Four out of four giant mutant clams.
--
Mark Greig has been writing for Doux Reviews since 2011. More Mark Greig.

3 comments:

Mark said...

I loved this story! Right behind Pyramids of Mars, in my book. Interesting how two of the most menacing foes that the Doctor faced were done by actors who were almost immobile, who had to use their voice to provide the menace.

The DVD had an extra, where the actor (I forget who) discussed how to do a Dalek voice. It isn't the electronic distortion that makes them sound so terrifying, but that their speech escalates to an insane ranting. That is what I think is missing for the Dalek voice in many episodes, the emotional content and the loss of control.

Sgspires68 said...

This one has grown on me. When I saw it for the first time - in 1983 - it was chock full of 1970s clothes and effects, all the stuff we wanted behind us in the 80s. Davros crazed rants got on my nerves and it was such a long serial.
Now, "Genesis of the Daleks" is a favorite. I appreciate Baker's moralizing much more today than I did as a teen. I love Sarah Jane in all her roles, and even Harry has something to do.
Still, Davros gets on my nerves, but then again so does Hitler, and I guess that is the point.

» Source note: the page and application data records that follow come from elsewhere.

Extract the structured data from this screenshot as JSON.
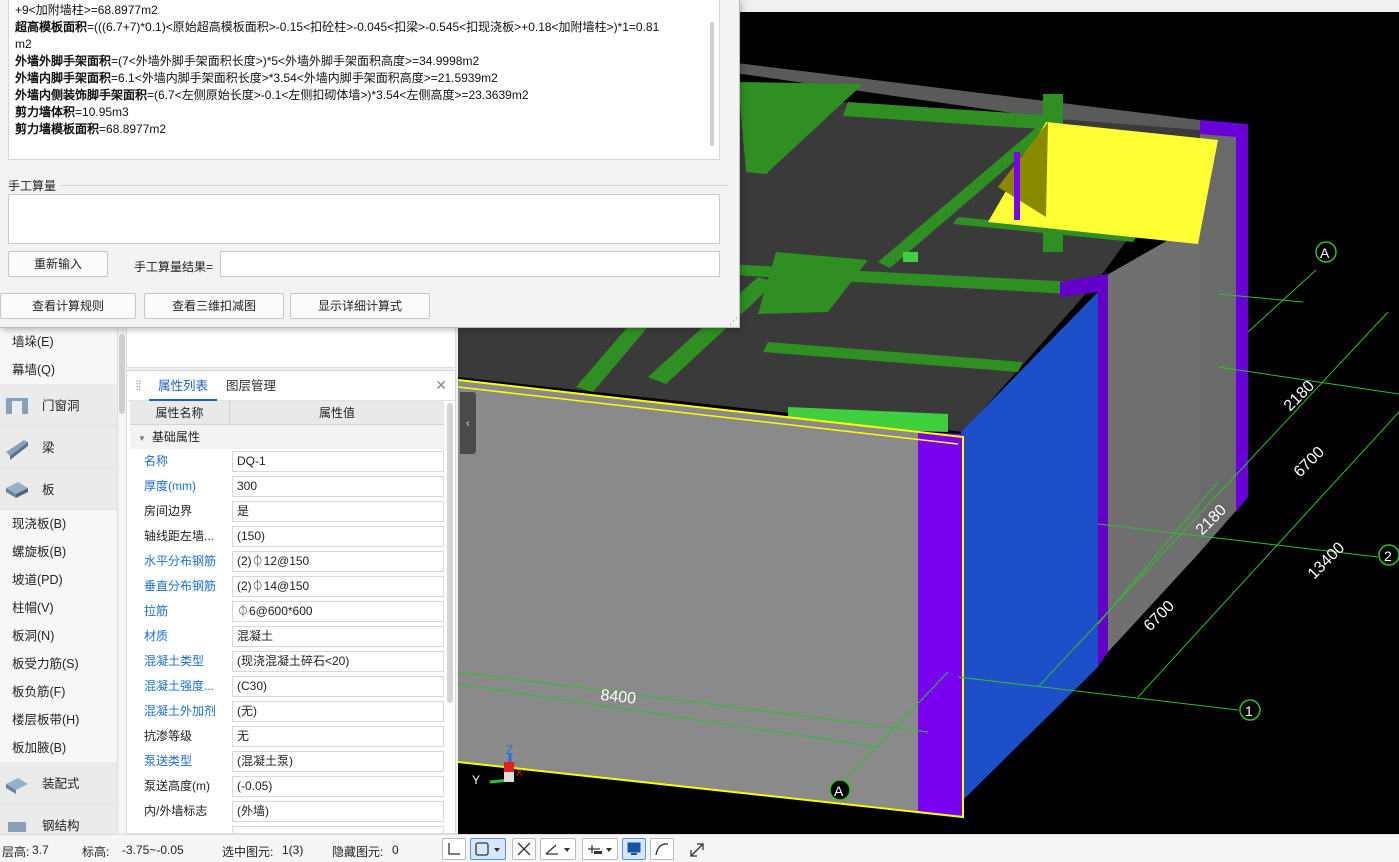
{
  "formula": {
    "lines": [
      {
        "name": "",
        "expr": "+9<加附墙柱>=68.8977m2"
      },
      {
        "name": "超高模板面积",
        "expr": "=(((6.7+7)*0.1)<原始超高模板面积>-0.15<扣砼柱>-0.045<扣梁>-0.545<扣现浇板>+0.18<加附墙柱>)*1=0.81"
      },
      {
        "name": "",
        "expr": "m2"
      },
      {
        "name": "外墙外脚手架面积",
        "expr": "=(7<外墙外脚手架面积长度>)*5<外墙外脚手架面积高度>=34.9998m2"
      },
      {
        "name": "外墙内脚手架面积",
        "expr": "=6.1<外墙内脚手架面积长度>*3.54<外墙内脚手架面积高度>=21.5939m2"
      },
      {
        "name": "外墙内侧装饰脚手架面积",
        "expr": "=(6.7<左侧原始长度>-0.1<左侧扣砌体墙>)*3.54<左侧高度>=23.3639m2"
      },
      {
        "name": "剪力墙体积",
        "expr": "=10.95m3"
      },
      {
        "name": "剪力墙模板面积",
        "expr": "=68.8977m2"
      }
    ]
  },
  "manual": {
    "label": "手工算量",
    "reinput_button": "重新输入",
    "result_label": "手工算量结果="
  },
  "dialog_buttons": {
    "rules": "查看计算规则",
    "view3d": "查看三维扣减图",
    "detail": "显示详细计算式"
  },
  "nav": {
    "items_top": [
      "墙垛(E)",
      "幕墙(Q)"
    ],
    "cat_door": "门窗洞",
    "cat_beam": "梁",
    "cat_slab": "板",
    "items_slab": [
      "现浇板(B)",
      "螺旋板(B)",
      "坡道(PD)",
      "柱帽(V)",
      "板洞(N)",
      "板受力筋(S)",
      "板负筋(F)",
      "楼层板带(H)",
      "板加腋(B)"
    ],
    "cat_prefab": "装配式",
    "cat_steel": "钢结构"
  },
  "props": {
    "tab_active": "属性列表",
    "tab_other": "图层管理",
    "col_name": "属性名称",
    "col_value": "属性值",
    "group": "基础属性",
    "rows": [
      {
        "name": "名称",
        "value": "DQ-1",
        "blue": true
      },
      {
        "name": "厚度(mm)",
        "value": "300",
        "blue": true
      },
      {
        "name": "房间边界",
        "value": "是",
        "blue": false
      },
      {
        "name": "轴线距左墙...",
        "value": "(150)",
        "blue": false
      },
      {
        "name": "水平分布钢筋",
        "value": "(2)⏀12@150",
        "blue": true
      },
      {
        "name": "垂直分布钢筋",
        "value": "(2)⏀14@150",
        "blue": true
      },
      {
        "name": "拉筋",
        "value": "⏀6@600*600",
        "blue": true
      },
      {
        "name": "材质",
        "value": "混凝土",
        "blue": true
      },
      {
        "name": "混凝土类型",
        "value": "(现浇混凝土碎石<20)",
        "blue": true
      },
      {
        "name": "混凝土强度...",
        "value": "(C30)",
        "blue": true
      },
      {
        "name": "混凝土外加剂",
        "value": "(无)",
        "blue": true
      },
      {
        "name": "抗渗等级",
        "value": "无",
        "blue": false
      },
      {
        "name": "泵送类型",
        "value": "(混凝土泵)",
        "blue": true
      },
      {
        "name": "泵送高度(m)",
        "value": "(-0.05)",
        "blue": false
      },
      {
        "name": "内/外墙标志",
        "value": "(外墙)",
        "blue": false
      },
      {
        "name": "",
        "value": "",
        "blue": false
      }
    ]
  },
  "model": {
    "dims": {
      "d8400": "8400",
      "d2180a": "2180",
      "d6700a": "6700",
      "d2180b": "2180",
      "d13400": "13400",
      "d6700b": "6700"
    },
    "axes": {
      "a1": "A",
      "a2": "A",
      "n1": "1",
      "n2": "2"
    },
    "gizmo": {
      "z": "Z",
      "y": "Y",
      "x": "X"
    }
  },
  "status": {
    "floor_height_label": "层高:",
    "floor_height": "3.7",
    "elevation_label": "标高:",
    "elevation": "-3.75~-0.05",
    "selected_label": "选中图元:",
    "selected": "1(3)",
    "hidden_label": "隐藏图元:",
    "hidden": "0"
  },
  "colors": {
    "wall_gray": "#808080",
    "purple": "#7a00f0",
    "blue": "#1c4fc8",
    "green": "#2a8a1e",
    "yellow": "#ffff33",
    "dim_line": "#2fbf2f",
    "select": "#ffff00"
  }
}
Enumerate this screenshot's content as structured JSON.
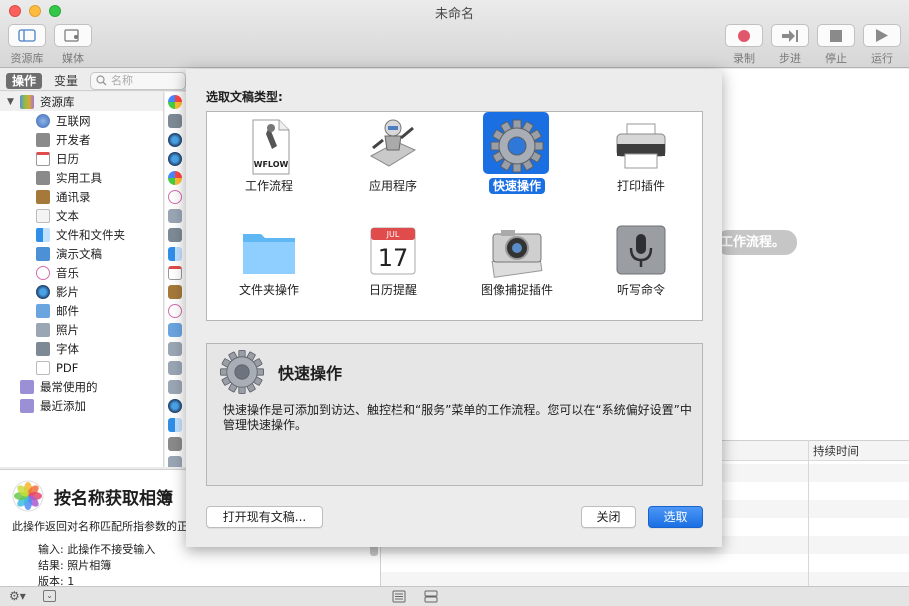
{
  "window": {
    "title": "未命名"
  },
  "toolbar": {
    "left": [
      {
        "label": "资源库",
        "icon": "sidebar-toggle-icon"
      },
      {
        "label": "媒体",
        "icon": "media-icon"
      }
    ],
    "right": [
      {
        "label": "录制",
        "icon": "record-icon"
      },
      {
        "label": "步进",
        "icon": "step-icon"
      },
      {
        "label": "停止",
        "icon": "stop-icon"
      },
      {
        "label": "运行",
        "icon": "run-icon"
      }
    ]
  },
  "library": {
    "tabs": [
      "操作",
      "变量"
    ],
    "search_placeholder": "名称",
    "root": "资源库",
    "items": [
      "互联网",
      "开发者",
      "日历",
      "实用工具",
      "通讯录",
      "文本",
      "文件和文件夹",
      "演示文稿",
      "音乐",
      "影片",
      "邮件",
      "照片",
      "字体",
      "PDF"
    ],
    "groups": [
      "最常使用的",
      "最近添加"
    ]
  },
  "description": {
    "title": "按名称获取相簿",
    "text": "此操作返回对名称匹配所指参数的正",
    "input_label": "输入:",
    "input_value": "此操作不接受输入",
    "result_label": "结果:",
    "result_value": "照片相簿",
    "version_label": "版本:",
    "version_value": "1"
  },
  "workflow": {
    "hint": "工作流程。",
    "log_column": "持续时间"
  },
  "sheet": {
    "heading": "选取文稿类型:",
    "types": [
      {
        "label": "工作流程",
        "icon": "workflow-icon"
      },
      {
        "label": "应用程序",
        "icon": "application-robot-icon"
      },
      {
        "label": "快速操作",
        "icon": "gear-icon",
        "selected": true
      },
      {
        "label": "打印插件",
        "icon": "printer-icon"
      },
      {
        "label": "文件夹操作",
        "icon": "folder-icon"
      },
      {
        "label": "日历提醒",
        "icon": "calendar-icon"
      },
      {
        "label": "图像捕捉插件",
        "icon": "camera-icon"
      },
      {
        "label": "听写命令",
        "icon": "microphone-icon"
      }
    ],
    "calendar_month": "JUL",
    "calendar_day": "17",
    "workflow_file_tag": "WFLOW",
    "detail_title": "快速操作",
    "detail_text": "快速操作是可添加到访达、触控栏和“服务”菜单的工作流程。您可以在“系统偏好设置”中管理快速操作。",
    "open_existing": "打开现有文稿...",
    "close": "关闭",
    "choose": "选取"
  },
  "colors": {
    "accent": "#1a6fe3",
    "record": "#e0566b"
  }
}
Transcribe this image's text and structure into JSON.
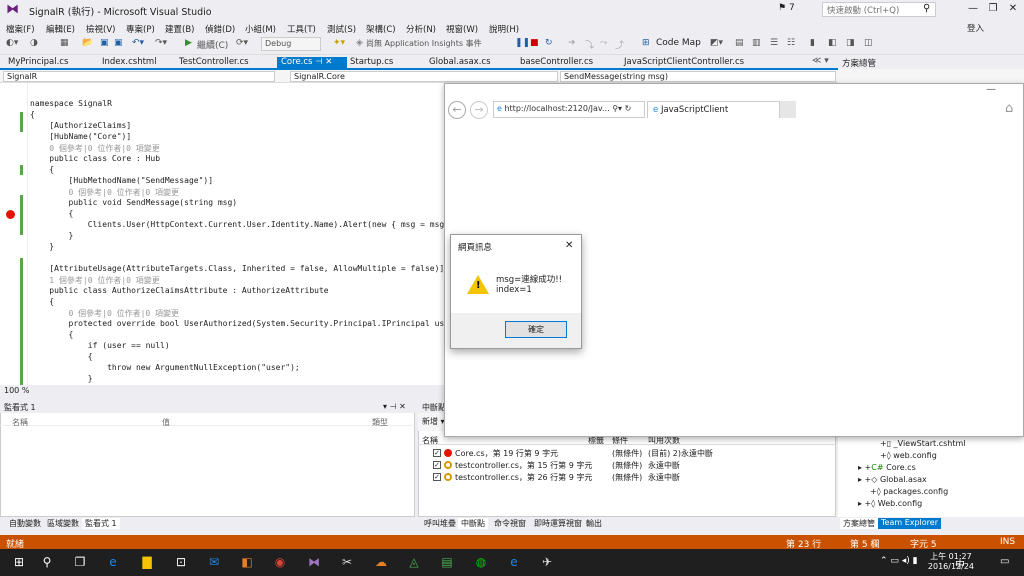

wub said...

I've been catching up with this on Britbox, which I'm using during lockdown, and my immediate thought was that Nyder was being very clearly played as a cross between space Himmler and the Gestapo.